Last Updated on August 5, 2021 by Neil Mackengie
There are several species of nettle, not all of which have stinging hairs. Most people, however, have suffered a nettle-sting at one time or another; and of those nettles that do sting, the common nettle and the Roman nettle are the best known. The latter has the most painful sting of all nettles.
The stinging action of nettle is very similar to the stinging cells in the tentacles of the sea anemone. It has a delicate, trigger- like coil in a cell, its sharp point being released on the slightest touch. The nettle-sting is developed from a single cell with the walls of the hair silicified, a small knob protects the fine point until touched when it breaks and allows the trigger to penetrate the skin. It is an acrid juice that causes irritation and, sometimes, inflammation of the skin.
If one is careful, however, to grasp the nettle in such a way that the hairs are pressed to the stem, they cannot pierce the skin, and the nettle can be plucked painlessly.
In many countries, boiled nettles have a special food value for pigs and pouluy. The roots boiled in alum produce a yellow dye, and the leaves and stalks give a green dye. The “ramie” (fibres) of different species of nettle are used to make lace, cloth, rope and yarn.
The nettles proper are annual or perennial herbs, sometimes with shrubby bases, and they make up the genus Urtica. Several trees of different genera, in particular the giant nettle of Australia, are given that name.
How Long Does A Nettle Sting Last?

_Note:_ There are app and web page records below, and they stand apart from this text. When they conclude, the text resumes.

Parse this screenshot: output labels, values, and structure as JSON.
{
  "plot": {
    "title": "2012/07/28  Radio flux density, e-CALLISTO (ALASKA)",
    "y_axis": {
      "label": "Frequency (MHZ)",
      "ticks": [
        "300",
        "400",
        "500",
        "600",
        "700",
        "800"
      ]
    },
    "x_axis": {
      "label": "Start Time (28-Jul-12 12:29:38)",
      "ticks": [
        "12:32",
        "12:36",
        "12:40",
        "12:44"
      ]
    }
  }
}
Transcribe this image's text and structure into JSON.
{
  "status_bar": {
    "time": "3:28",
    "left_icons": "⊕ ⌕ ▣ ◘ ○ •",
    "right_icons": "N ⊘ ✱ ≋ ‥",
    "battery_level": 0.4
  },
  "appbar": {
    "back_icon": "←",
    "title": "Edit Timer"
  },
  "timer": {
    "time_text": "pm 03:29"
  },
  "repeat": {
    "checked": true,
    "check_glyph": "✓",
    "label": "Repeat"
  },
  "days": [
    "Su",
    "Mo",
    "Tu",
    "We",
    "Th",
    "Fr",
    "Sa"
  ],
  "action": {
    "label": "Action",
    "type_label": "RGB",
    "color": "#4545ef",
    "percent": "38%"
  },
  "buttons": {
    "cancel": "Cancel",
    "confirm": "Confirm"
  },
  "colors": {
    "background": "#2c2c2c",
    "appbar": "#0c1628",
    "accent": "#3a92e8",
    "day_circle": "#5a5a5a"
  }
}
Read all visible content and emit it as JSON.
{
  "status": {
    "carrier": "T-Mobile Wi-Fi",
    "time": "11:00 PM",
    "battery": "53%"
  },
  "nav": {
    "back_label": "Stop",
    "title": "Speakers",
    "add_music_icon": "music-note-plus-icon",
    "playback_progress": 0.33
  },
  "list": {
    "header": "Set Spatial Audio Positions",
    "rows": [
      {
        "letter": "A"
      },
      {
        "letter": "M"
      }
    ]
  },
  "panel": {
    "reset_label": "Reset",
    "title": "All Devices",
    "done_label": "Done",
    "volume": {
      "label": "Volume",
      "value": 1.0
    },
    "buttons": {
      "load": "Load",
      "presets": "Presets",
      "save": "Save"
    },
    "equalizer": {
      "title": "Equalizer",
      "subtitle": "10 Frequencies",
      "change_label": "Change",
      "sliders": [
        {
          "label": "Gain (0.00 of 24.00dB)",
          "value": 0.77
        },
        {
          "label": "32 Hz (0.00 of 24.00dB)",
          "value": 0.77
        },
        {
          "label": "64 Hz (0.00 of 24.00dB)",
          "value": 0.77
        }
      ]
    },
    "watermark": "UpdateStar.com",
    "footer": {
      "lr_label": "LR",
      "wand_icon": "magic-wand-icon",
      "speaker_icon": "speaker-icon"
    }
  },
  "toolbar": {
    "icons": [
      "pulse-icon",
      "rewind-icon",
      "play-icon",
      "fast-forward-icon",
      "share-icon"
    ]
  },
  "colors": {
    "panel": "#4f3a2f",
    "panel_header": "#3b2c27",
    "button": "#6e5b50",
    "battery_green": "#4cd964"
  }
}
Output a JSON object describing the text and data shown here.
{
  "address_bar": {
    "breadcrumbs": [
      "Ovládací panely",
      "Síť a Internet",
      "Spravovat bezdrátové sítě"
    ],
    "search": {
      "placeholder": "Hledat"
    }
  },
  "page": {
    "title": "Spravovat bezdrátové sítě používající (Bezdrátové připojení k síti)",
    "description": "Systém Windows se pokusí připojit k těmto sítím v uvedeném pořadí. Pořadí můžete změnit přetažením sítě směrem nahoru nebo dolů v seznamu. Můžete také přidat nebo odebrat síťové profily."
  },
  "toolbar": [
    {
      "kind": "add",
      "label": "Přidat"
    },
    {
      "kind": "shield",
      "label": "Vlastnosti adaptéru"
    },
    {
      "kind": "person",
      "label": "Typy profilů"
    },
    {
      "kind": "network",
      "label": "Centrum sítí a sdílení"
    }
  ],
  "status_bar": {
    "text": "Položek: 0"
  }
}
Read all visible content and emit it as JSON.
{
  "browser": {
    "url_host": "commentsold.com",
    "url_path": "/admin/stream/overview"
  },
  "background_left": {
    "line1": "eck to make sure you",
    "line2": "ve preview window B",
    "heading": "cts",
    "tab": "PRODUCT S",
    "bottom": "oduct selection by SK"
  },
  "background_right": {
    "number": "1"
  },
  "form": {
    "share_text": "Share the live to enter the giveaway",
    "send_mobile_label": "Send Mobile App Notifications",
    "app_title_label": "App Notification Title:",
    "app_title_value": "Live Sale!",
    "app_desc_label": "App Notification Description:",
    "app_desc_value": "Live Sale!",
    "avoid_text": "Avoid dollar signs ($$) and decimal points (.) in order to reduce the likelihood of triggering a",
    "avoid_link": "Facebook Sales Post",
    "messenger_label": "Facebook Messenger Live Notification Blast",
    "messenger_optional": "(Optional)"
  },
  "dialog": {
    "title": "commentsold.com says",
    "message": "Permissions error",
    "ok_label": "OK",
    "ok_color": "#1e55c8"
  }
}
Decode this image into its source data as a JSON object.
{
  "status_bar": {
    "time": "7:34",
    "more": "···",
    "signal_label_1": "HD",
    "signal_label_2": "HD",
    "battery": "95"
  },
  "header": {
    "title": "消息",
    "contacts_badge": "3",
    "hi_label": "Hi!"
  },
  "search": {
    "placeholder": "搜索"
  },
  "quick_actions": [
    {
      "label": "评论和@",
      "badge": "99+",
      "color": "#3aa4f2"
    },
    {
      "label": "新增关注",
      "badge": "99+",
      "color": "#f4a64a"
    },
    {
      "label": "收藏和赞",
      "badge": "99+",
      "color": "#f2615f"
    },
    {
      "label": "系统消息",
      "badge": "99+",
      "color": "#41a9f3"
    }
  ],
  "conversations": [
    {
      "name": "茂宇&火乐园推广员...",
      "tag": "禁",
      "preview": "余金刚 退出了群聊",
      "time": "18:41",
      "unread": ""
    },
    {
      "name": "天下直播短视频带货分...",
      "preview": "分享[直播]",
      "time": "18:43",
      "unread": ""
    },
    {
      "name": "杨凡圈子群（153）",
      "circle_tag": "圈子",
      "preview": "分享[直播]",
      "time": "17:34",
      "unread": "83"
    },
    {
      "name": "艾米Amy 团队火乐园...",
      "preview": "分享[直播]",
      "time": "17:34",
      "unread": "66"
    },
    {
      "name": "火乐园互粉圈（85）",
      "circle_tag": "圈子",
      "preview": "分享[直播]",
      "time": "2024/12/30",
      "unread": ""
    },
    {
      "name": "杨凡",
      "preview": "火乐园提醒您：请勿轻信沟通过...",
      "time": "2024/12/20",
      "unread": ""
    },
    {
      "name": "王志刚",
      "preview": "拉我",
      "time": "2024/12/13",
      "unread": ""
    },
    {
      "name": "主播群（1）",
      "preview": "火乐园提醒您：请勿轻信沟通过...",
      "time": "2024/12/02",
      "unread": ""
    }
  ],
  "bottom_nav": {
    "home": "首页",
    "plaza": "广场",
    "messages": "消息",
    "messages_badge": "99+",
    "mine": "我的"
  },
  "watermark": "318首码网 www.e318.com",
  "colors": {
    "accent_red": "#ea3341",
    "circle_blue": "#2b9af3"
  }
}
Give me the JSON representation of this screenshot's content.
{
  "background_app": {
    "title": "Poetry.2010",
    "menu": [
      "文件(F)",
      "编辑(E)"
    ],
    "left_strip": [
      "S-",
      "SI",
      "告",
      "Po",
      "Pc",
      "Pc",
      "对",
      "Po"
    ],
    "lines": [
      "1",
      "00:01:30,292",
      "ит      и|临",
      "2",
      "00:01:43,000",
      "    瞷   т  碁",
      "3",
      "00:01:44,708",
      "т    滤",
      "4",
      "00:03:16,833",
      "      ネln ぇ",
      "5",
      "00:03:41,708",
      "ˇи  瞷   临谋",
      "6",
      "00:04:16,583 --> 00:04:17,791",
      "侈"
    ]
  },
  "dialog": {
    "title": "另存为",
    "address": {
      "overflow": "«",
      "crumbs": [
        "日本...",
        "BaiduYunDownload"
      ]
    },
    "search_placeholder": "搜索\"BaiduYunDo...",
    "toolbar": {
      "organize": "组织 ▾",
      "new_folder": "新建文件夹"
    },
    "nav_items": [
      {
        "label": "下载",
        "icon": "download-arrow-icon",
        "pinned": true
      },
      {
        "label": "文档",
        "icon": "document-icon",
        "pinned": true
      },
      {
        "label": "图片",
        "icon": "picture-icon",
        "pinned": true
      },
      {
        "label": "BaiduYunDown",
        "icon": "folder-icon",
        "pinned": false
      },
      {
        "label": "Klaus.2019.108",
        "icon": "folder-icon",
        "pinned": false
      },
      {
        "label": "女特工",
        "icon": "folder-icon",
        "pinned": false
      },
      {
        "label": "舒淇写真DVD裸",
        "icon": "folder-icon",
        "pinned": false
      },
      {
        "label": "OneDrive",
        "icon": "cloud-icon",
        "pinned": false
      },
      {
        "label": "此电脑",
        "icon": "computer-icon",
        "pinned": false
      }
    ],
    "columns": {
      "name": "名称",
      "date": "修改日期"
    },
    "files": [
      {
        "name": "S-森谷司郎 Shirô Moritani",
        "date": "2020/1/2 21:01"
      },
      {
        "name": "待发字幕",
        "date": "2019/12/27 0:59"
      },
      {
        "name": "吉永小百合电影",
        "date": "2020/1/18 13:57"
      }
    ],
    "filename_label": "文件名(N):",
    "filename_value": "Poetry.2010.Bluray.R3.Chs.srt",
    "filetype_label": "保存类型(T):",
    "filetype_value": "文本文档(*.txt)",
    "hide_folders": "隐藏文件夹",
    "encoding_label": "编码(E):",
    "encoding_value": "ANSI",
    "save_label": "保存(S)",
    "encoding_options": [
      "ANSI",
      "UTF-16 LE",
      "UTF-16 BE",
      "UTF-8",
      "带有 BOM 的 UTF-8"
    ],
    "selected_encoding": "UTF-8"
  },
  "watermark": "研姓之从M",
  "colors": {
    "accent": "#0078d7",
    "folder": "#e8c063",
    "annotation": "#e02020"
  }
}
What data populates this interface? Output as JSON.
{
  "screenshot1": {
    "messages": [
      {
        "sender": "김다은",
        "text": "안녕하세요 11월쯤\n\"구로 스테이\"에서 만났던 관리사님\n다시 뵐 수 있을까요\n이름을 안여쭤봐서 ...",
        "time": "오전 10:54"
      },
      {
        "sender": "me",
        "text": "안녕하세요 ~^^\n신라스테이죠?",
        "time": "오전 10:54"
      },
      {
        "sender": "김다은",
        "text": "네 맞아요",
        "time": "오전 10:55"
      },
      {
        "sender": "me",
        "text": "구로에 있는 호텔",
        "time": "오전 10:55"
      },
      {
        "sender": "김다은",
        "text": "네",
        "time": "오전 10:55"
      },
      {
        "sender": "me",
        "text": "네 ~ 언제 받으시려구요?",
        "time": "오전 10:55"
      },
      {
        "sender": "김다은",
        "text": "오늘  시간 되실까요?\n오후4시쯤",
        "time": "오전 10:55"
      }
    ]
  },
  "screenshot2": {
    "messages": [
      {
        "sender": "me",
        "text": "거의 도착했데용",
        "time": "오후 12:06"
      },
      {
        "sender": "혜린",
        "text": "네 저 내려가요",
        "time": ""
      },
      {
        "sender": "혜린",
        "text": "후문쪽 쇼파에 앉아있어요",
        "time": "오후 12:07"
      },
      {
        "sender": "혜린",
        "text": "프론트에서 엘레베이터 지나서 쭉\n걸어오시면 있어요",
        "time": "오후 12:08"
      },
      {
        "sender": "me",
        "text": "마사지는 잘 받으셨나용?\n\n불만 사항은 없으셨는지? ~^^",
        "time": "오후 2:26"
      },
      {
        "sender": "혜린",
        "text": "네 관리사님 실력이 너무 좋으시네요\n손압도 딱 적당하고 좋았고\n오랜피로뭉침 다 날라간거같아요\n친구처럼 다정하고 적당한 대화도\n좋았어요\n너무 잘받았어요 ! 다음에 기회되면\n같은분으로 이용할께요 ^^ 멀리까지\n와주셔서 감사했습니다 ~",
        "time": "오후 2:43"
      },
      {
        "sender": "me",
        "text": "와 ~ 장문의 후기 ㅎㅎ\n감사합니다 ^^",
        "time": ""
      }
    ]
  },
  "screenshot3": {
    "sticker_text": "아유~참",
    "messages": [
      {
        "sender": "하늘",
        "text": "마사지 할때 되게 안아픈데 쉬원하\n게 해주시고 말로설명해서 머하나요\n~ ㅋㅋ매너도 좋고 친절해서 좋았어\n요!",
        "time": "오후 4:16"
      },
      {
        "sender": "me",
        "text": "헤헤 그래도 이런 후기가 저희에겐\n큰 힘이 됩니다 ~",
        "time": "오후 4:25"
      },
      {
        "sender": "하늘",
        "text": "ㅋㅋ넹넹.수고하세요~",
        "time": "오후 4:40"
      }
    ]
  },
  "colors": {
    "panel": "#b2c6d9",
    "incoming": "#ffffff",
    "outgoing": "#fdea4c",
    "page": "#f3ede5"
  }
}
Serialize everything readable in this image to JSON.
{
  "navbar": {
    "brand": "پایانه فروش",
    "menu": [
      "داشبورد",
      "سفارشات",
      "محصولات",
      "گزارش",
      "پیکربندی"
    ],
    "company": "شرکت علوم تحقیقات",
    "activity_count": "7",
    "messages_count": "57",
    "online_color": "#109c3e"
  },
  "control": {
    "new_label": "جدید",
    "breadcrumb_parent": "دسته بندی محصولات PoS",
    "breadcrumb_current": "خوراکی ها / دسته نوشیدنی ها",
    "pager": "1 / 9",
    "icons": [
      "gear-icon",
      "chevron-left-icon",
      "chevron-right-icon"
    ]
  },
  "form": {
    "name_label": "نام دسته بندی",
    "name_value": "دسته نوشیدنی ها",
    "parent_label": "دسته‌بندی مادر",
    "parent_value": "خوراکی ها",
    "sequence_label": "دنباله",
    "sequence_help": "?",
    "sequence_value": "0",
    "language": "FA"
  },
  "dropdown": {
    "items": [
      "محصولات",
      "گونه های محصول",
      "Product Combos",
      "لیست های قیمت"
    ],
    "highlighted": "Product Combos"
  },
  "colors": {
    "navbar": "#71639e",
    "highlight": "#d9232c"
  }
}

This acid can redden the skin and cause a non-spreading rash that can last up to 24 hours. Remedies for this sting include a plant that often grows next to it called jewelweed.
What part of the nettle stings you?
Common nettle or stinging nettle (Urtica dioica)
Some people might know that stinging nettles have a small amount of a chemical called cardenolide in them that can cause a mild rash in some people when they get stung. The amount of cardenolide is so small in stinging nettles that it is practically impossible to get a rash from them. However, it is said that if you have allergies to certain foods, you should avoid stinging nettles.
Everyone knows that stinging nettle is a mainstay of traditional medicine for treating rheumatism, as it acts as a pain-relieving agent. However, evidence indicates that it is toxic and can potentially harm kidneys. This is based on the observation that nettle root contains a number of toxic alkaloids, which can cause damage to the kidneys.
People are always searching for answers, and with the Internet, they can find answers to just about anything. So, what does Wikipedia say about nettle? We researched it and found that it may increase testosterone but only in men, and only after they have been using testosterone supplements for at least a year. As for women, they don’t appear to be affected by nettle’s testosterone boosting ability, and neither does testosterone.